### The records
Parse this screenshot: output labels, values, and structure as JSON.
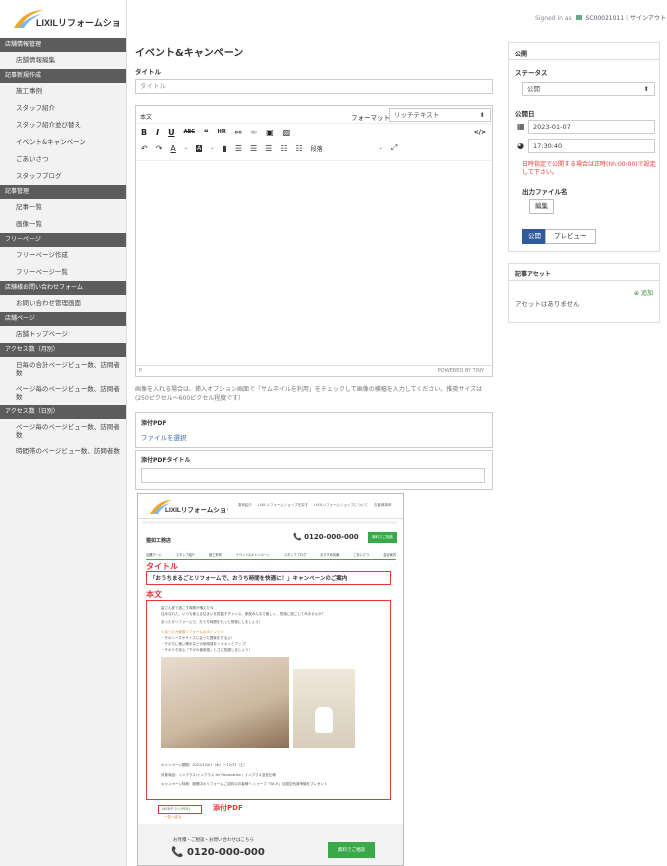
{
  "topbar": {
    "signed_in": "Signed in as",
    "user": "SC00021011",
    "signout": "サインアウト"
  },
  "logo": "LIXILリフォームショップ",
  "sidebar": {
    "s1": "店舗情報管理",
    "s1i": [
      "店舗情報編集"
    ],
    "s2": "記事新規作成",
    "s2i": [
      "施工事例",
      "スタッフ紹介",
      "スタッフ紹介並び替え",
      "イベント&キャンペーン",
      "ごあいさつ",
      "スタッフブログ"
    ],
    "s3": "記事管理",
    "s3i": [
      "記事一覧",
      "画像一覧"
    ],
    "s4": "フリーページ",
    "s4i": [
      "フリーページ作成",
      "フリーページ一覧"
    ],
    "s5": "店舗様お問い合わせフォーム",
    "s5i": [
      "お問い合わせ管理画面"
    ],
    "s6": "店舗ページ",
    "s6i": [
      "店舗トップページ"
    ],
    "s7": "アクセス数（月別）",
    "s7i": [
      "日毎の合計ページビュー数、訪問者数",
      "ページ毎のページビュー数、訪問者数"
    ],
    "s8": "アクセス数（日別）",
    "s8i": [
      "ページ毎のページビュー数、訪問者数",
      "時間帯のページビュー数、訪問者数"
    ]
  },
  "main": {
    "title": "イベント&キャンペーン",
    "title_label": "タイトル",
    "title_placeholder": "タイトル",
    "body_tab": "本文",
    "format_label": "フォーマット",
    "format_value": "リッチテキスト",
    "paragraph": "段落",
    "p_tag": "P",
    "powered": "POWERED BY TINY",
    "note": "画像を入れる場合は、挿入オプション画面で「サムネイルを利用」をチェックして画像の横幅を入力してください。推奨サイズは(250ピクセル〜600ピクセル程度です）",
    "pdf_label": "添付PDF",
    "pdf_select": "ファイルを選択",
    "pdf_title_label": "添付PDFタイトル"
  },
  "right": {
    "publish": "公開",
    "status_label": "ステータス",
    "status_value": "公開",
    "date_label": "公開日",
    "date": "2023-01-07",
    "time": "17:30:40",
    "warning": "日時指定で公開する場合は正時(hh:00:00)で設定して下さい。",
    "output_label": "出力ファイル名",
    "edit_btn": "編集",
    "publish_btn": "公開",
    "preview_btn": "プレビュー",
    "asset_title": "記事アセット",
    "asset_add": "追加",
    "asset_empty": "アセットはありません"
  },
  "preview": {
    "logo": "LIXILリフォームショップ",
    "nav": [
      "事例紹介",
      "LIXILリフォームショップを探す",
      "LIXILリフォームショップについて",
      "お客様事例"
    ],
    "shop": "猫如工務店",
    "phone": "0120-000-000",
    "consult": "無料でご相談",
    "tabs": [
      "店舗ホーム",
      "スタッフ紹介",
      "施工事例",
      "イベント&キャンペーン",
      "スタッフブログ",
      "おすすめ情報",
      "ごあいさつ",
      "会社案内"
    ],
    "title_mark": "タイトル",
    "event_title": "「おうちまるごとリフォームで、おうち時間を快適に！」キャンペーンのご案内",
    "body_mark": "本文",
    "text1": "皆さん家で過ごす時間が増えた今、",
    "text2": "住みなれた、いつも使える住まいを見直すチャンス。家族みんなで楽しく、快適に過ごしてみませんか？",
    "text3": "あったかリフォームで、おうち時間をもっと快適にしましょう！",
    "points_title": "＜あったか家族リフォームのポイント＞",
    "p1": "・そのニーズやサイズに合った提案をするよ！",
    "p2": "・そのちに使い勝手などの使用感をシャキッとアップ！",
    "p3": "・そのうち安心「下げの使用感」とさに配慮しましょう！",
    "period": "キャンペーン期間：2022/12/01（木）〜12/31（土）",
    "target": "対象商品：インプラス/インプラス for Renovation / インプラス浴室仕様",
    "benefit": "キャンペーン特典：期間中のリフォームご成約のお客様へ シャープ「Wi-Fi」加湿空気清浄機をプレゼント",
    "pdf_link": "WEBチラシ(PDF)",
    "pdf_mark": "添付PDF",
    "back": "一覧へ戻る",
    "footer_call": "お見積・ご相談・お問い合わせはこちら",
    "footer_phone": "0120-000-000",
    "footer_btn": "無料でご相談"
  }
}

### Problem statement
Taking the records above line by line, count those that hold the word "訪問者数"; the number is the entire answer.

### Expected answer
4